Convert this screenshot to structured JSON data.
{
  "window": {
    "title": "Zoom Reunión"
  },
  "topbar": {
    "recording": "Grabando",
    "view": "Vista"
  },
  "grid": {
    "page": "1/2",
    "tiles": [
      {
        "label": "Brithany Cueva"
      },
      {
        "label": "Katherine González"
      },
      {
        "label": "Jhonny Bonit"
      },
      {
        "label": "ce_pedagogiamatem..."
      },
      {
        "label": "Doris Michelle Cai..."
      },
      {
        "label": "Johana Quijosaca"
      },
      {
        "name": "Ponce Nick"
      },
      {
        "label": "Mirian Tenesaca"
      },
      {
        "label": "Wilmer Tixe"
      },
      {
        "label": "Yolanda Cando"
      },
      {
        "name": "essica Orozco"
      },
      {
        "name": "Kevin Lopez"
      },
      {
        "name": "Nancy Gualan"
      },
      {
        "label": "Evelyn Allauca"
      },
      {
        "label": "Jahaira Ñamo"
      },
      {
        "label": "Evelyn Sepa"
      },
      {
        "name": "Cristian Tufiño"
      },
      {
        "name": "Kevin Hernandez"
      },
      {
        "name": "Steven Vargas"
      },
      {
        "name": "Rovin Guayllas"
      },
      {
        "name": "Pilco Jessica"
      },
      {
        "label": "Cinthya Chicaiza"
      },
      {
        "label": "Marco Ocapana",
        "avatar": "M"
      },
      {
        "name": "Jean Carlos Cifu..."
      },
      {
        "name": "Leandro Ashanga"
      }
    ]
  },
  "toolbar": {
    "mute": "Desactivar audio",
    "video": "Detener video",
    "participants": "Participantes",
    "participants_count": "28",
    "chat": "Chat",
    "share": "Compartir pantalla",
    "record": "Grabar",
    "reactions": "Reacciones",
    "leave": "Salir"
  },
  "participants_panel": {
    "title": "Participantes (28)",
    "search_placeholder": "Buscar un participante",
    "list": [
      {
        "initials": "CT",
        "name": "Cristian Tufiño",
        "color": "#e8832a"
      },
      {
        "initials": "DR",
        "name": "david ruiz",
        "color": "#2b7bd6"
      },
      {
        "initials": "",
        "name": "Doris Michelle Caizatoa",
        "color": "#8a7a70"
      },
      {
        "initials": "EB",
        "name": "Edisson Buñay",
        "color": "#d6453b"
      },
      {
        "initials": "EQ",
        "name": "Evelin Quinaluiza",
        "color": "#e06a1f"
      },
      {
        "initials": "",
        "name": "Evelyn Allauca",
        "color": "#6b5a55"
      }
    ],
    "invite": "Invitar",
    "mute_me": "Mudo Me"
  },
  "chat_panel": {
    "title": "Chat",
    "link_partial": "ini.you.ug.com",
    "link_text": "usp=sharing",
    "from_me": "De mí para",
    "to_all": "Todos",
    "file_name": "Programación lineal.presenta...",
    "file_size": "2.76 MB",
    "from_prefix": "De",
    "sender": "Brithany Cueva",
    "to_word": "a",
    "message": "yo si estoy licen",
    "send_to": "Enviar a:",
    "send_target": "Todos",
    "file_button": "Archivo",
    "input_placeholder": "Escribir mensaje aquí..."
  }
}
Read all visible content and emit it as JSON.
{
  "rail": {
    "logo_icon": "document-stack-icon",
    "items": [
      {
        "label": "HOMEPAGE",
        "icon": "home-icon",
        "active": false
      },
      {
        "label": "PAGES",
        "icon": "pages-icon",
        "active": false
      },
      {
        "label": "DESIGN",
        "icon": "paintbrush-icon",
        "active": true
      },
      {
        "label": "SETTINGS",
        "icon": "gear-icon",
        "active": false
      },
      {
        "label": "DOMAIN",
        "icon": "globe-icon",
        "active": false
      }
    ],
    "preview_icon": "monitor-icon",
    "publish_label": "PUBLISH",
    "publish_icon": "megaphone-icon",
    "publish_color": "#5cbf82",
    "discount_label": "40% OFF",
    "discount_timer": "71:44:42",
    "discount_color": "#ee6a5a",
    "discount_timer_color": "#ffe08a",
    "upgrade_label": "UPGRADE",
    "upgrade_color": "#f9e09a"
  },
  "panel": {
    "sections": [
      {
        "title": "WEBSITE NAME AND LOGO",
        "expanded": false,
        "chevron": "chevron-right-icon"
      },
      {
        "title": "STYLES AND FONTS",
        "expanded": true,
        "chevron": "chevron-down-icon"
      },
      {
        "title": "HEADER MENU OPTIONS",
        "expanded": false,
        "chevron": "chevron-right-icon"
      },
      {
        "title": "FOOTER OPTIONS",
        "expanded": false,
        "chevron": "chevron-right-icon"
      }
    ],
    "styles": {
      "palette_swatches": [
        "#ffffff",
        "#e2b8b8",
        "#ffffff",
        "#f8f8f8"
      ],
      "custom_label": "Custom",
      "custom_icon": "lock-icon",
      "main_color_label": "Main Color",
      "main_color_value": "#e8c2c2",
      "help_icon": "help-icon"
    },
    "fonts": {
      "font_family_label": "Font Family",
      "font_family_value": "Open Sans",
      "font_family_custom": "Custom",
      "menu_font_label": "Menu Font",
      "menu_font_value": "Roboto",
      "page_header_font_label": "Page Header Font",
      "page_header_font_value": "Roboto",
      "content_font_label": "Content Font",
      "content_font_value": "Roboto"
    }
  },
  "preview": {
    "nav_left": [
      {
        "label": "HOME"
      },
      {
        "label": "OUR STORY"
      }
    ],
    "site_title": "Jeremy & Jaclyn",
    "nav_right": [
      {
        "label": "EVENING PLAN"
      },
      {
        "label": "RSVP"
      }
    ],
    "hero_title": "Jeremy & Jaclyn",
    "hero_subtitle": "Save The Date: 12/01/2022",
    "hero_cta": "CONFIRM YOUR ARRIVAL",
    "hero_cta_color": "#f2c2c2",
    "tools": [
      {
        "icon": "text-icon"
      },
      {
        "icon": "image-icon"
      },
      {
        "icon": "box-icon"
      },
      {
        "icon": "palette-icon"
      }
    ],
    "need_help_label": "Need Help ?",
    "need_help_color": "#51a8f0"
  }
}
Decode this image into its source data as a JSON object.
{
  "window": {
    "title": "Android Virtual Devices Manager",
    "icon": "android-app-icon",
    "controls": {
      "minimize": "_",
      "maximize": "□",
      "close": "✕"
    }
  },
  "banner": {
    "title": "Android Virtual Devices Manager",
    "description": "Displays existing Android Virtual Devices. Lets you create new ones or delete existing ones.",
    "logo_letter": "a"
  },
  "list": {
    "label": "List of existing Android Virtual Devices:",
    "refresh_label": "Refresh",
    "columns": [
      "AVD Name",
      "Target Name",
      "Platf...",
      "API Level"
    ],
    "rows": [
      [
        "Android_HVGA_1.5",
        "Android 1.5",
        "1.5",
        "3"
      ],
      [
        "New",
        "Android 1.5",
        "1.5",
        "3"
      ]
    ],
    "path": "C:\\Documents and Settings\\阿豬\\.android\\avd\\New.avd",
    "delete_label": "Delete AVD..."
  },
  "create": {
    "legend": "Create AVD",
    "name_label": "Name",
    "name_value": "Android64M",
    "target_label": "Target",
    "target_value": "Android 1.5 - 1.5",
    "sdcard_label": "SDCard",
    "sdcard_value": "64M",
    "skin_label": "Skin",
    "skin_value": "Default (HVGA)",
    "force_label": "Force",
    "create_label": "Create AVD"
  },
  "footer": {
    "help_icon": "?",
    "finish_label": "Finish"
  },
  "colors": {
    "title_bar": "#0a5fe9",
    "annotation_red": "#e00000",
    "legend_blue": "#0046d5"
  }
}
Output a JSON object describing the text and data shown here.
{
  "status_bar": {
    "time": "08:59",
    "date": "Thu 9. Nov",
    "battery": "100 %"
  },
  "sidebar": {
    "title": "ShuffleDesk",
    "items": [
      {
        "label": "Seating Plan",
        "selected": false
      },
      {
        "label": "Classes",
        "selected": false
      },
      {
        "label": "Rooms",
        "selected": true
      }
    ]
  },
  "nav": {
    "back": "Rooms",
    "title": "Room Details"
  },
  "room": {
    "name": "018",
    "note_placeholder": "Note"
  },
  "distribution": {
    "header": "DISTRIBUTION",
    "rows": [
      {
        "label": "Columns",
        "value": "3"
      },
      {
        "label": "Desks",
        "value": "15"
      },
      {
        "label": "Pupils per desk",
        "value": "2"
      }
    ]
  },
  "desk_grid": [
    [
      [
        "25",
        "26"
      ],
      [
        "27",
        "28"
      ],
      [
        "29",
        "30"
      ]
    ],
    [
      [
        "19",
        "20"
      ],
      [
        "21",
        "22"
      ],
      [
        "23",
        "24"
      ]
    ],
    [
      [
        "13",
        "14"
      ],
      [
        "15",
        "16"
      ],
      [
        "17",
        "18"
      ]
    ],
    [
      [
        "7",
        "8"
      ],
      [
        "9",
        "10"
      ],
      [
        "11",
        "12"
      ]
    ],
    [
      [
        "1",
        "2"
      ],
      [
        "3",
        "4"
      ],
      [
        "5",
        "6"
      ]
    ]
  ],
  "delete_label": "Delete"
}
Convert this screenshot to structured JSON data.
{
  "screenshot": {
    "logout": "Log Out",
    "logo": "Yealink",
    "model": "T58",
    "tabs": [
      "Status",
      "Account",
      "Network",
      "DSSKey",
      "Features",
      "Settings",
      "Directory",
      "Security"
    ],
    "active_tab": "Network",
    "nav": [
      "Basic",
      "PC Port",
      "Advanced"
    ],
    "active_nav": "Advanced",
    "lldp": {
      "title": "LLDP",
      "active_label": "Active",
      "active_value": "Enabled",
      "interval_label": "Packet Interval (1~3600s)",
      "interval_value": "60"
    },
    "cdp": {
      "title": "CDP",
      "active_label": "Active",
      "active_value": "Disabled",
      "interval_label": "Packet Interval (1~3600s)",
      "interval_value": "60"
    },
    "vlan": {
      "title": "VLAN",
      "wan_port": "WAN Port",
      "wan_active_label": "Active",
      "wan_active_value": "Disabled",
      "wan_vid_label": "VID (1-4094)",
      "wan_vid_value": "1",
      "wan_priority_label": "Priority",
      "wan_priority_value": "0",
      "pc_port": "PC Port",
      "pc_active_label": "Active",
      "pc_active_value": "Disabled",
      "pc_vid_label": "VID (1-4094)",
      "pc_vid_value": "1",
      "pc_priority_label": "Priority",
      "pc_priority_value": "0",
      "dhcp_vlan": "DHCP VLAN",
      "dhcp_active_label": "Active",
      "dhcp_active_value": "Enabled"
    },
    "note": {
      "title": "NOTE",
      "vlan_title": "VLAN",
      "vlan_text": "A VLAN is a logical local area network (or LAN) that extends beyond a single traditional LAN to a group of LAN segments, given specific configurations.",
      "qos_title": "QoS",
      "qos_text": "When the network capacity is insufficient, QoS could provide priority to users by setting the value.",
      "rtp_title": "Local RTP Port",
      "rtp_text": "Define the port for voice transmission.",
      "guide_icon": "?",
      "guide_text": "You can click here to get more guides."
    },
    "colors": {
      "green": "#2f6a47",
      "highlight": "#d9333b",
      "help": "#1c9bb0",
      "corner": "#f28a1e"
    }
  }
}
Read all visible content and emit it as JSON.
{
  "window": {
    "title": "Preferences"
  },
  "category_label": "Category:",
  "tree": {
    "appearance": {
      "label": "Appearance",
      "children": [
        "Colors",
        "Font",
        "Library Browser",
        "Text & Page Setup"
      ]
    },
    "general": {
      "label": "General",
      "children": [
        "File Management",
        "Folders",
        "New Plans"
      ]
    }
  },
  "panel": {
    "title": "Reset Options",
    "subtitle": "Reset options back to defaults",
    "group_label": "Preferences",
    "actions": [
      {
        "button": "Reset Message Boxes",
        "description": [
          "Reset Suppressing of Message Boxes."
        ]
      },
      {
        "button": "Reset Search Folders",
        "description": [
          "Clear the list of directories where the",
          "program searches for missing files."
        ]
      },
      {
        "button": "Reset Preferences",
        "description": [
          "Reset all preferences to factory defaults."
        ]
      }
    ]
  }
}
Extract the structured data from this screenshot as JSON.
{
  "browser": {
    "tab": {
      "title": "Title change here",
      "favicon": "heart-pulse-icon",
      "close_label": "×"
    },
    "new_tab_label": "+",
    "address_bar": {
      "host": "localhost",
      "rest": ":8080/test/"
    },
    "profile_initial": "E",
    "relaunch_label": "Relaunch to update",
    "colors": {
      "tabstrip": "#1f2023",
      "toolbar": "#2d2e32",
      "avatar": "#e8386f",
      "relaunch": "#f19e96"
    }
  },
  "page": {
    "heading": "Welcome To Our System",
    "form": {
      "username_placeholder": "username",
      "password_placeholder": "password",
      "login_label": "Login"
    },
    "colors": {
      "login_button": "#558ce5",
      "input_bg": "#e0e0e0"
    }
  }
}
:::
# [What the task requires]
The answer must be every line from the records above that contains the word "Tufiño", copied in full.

# [Reply to the task]
        "name": "Cristian Tufiño"
        "name": "Cristian Tufiño",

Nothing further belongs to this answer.